## Data

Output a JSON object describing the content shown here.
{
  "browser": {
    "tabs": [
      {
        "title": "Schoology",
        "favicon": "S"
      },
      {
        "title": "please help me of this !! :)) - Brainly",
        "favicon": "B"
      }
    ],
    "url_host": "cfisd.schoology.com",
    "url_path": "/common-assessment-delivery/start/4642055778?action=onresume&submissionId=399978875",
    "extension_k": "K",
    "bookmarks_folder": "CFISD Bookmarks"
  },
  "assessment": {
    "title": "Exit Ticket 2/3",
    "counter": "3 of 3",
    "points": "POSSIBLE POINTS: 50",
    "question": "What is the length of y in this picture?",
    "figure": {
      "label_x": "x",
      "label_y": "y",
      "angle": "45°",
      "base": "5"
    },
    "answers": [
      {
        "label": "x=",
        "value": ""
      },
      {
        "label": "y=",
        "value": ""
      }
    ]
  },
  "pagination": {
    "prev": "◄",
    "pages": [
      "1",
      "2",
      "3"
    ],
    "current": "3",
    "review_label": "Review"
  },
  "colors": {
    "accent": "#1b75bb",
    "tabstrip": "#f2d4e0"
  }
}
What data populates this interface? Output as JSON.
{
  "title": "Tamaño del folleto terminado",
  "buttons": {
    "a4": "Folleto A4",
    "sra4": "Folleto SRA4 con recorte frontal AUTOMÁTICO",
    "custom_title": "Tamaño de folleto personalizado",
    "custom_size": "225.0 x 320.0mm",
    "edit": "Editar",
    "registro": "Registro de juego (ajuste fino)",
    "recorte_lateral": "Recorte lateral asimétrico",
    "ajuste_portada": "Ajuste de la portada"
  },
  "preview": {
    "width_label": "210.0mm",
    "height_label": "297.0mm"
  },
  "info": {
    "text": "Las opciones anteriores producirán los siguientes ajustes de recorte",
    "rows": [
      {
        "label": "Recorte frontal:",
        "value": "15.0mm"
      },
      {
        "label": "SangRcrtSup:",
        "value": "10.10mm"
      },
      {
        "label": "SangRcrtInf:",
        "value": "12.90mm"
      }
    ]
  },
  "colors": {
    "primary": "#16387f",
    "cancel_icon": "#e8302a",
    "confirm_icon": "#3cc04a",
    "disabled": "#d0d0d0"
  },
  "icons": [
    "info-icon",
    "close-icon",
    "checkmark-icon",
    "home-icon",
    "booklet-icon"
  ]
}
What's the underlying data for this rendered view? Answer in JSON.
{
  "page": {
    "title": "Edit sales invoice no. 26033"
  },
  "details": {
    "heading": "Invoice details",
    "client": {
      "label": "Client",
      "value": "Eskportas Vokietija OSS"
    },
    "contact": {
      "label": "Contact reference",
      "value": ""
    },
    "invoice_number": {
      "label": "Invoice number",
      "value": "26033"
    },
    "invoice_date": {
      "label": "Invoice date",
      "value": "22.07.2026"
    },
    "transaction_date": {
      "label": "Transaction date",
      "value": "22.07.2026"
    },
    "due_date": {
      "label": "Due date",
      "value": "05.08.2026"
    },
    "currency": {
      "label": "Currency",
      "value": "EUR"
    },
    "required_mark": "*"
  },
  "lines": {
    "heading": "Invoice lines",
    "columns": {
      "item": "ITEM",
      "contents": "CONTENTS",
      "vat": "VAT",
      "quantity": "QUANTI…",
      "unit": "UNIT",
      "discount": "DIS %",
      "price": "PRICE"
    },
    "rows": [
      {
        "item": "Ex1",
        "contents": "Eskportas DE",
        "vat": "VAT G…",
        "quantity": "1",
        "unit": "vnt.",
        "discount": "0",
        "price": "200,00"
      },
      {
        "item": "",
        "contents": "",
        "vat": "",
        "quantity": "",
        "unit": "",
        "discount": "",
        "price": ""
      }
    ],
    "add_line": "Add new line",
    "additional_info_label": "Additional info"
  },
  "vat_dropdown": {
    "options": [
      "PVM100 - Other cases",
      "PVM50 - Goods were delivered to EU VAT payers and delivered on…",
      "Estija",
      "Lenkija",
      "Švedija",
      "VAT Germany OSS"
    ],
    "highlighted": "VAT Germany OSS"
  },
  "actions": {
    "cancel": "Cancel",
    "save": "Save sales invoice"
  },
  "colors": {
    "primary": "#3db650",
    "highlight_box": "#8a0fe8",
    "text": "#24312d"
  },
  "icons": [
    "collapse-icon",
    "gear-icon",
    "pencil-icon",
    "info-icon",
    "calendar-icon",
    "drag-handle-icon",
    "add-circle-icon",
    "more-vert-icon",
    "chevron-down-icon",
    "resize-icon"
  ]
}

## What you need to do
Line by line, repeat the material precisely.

## Solution to the problem
Output a JSON object describing the content shown here.
{
  "browser": {
    "tabs": [
      {
        "title": "Schoology",
        "favicon": "S"
      },
      {
        "title": "please help me of this !! :)) - Brainly",
        "favicon": "B"
      }
    ],
    "url_host": "cfisd.schoology.com",
    "url_path": "/common-assessment-delivery/start/4642055778?action=onresume&submissionId=399978875",
    "extension_k": "K",
    "bookmarks_folder": "CFISD Bookmarks"
  },
  "assessment": {
    "title": "Exit Ticket 2/3",
    "counter": "3 of 3",
    "points": "POSSIBLE POINTS: 50",
    "question": "What is the length of y in this picture?",
    "figure": {
      "label_x": "x",
      "label_y": "y",
      "angle": "45°",
      "base": "5"
    },
    "answers": [
      {
        "label": "x=",
        "value": ""
      },
      {
        "label": "y=",
        "value": ""
      }
    ]
  },
  "pagination": {
    "prev": "◄",
    "pages": [
      "1",
      "2",
      "3"
    ],
    "current": "3",
    "review_label": "Review"
  },
  "colors": {
    "accent": "#1b75bb",
    "tabstrip": "#f2d4e0"
  }
}
What data populates this interface? Output as JSON.
{
  "title": "Tamaño del folleto terminado",
  "buttons": {
    "a4": "Folleto A4",
    "sra4": "Folleto SRA4 con recorte frontal AUTOMÁTICO",
    "custom_title": "Tamaño de folleto personalizado",
    "custom_size": "225.0 x 320.0mm",
    "edit": "Editar",
    "registro": "Registro de juego (ajuste fino)",
    "recorte_lateral": "Recorte lateral asimétrico",
    "ajuste_portada": "Ajuste de la portada"
  },
  "preview": {
    "width_label": "210.0mm",
    "height_label": "297.0mm"
  },
  "info": {
    "text": "Las opciones anteriores producirán los siguientes ajustes de recorte",
    "rows": [
      {
        "label": "Recorte frontal:",
        "value": "15.0mm"
      },
      {
        "label": "SangRcrtSup:",
        "value": "10.10mm"
      },
      {
        "label": "SangRcrtInf:",
        "value": "12.90mm"
      }
    ]
  },
  "colors": {
    "primary": "#16387f",
    "cancel_icon": "#e8302a",
    "confirm_icon": "#3cc04a",
    "disabled": "#d0d0d0"
  },
  "icons": [
    "info-icon",
    "close-icon",
    "checkmark-icon",
    "home-icon",
    "booklet-icon"
  ]
}
What's the underlying data for this rendered view? Answer in JSON.
{
  "page": {
    "title": "Edit sales invoice no. 26033"
  },
  "details": {
    "heading": "Invoice details",
    "client": {
      "label": "Client",
      "value": "Eskportas Vokietija OSS"
    },
    "contact": {
      "label": "Contact reference",
      "value": ""
    },
    "invoice_number": {
      "label": "Invoice number",
      "value": "26033"
    },
    "invoice_date": {
      "label": "Invoice date",
      "value": "22.07.2026"
    },
    "transaction_date": {
      "label": "Transaction date",
      "value": "22.07.2026"
    },
    "due_date": {
      "label": "Due date",
      "value": "05.08.2026"
    },
    "currency": {
      "label": "Currency",
      "value": "EUR"
    },
    "required_mark": "*"
  },
  "lines": {
    "heading": "Invoice lines",
    "columns": {
      "item": "ITEM",
      "contents": "CONTENTS",
      "vat": "VAT",
      "quantity": "QUANTI…",
      "unit": "UNIT",
      "discount": "DIS %",
      "price": "PRICE"
    },
    "rows": [
      {
        "item": "Ex1",
        "contents": "Eskportas DE",
        "vat": "VAT G…",
        "quantity": "1",
        "unit": "vnt.",
        "discount": "0",
        "price": "200,00"
      },
      {
        "item": "",
        "contents": "",
        "vat": "",
        "quantity": "",
        "unit": "",
        "discount": "",
        "price": ""
      }
    ],
    "add_line": "Add new line",
    "additional_info_label": "Additional info"
  },
  "vat_dropdown": {
    "options": [
      "PVM100 - Other cases",
      "PVM50 - Goods were delivered to EU VAT payers and delivered on…",
      "Estija",
      "Lenkija",
      "Švedija",
      "VAT Germany OSS"
    ],
    "highlighted": "VAT Germany OSS"
  },
  "actions": {
    "cancel": "Cancel",
    "save": "Save sales invoice"
  },
  "colors": {
    "primary": "#3db650",
    "highlight_box": "#8a0fe8",
    "text": "#24312d"
  },
  "icons": [
    "collapse-icon",
    "gear-icon",
    "pencil-icon",
    "info-icon",
    "calendar-icon",
    "drag-handle-icon",
    "add-circle-icon",
    "more-vert-icon",
    "chevron-down-icon",
    "resize-icon"
  ]
}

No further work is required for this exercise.